Only a number is wanted: the count of lines in this listing that contain "title".
++++++
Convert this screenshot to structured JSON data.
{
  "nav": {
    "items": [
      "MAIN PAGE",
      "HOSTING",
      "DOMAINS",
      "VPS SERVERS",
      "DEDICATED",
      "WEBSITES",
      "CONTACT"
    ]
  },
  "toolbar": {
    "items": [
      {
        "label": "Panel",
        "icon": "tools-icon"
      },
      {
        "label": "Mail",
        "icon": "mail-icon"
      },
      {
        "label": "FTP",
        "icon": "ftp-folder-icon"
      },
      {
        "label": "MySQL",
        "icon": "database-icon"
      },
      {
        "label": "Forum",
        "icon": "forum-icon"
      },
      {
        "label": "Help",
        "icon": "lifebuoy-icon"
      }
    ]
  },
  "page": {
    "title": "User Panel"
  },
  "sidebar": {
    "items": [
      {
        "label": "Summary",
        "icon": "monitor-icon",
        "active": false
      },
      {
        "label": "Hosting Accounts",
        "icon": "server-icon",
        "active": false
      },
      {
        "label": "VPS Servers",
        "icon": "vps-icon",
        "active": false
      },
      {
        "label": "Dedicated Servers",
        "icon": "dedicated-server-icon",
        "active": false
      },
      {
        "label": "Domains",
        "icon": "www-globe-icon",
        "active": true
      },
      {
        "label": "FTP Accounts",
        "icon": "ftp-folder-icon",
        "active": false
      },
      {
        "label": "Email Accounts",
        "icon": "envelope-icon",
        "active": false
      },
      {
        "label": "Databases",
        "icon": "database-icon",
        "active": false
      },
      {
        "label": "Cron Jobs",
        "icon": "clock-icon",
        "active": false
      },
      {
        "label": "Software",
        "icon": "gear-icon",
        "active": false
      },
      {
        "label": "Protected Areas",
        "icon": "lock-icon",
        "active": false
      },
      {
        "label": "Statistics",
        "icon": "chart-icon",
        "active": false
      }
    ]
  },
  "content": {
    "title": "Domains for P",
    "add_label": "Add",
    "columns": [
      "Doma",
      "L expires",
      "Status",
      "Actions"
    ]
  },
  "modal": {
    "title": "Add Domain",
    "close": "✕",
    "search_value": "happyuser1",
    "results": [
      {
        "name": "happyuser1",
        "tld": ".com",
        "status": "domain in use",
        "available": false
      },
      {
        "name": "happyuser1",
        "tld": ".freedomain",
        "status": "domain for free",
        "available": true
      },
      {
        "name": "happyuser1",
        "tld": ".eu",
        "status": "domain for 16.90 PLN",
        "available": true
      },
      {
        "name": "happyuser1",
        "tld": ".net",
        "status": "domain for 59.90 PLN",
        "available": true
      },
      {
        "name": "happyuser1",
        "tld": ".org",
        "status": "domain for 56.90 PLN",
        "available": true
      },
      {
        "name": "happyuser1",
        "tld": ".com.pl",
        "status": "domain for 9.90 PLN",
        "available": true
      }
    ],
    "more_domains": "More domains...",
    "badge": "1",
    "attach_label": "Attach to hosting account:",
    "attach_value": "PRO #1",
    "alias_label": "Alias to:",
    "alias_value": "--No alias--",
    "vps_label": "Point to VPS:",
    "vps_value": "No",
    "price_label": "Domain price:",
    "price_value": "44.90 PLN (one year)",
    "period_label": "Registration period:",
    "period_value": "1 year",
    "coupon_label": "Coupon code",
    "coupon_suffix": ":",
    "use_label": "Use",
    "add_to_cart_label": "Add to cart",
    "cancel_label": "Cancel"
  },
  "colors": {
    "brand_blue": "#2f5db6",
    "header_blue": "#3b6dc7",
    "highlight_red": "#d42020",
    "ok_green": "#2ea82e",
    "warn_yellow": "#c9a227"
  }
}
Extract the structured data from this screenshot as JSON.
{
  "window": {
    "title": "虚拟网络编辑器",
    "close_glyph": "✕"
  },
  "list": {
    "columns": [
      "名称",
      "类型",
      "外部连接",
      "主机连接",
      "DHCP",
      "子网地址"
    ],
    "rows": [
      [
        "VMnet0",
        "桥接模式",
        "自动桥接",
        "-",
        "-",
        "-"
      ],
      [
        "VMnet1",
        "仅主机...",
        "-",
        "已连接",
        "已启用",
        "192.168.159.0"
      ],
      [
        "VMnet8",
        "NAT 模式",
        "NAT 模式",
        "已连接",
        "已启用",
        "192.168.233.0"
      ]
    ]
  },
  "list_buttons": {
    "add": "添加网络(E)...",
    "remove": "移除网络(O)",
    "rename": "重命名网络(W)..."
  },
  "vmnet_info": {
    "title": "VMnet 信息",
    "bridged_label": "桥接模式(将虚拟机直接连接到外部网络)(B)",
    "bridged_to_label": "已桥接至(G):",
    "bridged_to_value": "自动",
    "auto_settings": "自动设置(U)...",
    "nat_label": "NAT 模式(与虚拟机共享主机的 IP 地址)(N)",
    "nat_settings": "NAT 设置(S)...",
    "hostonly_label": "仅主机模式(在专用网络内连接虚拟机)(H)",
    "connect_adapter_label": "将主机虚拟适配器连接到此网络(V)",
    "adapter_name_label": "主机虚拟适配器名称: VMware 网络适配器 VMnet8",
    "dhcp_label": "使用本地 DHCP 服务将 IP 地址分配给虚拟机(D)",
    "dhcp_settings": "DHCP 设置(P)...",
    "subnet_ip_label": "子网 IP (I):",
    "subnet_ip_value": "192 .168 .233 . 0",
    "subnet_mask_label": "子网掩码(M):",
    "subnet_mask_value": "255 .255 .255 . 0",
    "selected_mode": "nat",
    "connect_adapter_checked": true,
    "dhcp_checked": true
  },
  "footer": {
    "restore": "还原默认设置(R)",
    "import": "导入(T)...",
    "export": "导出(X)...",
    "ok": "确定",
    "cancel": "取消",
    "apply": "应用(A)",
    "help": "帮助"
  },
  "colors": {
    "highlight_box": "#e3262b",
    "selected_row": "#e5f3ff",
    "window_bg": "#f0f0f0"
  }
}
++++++
YOUR SOLUTION: 5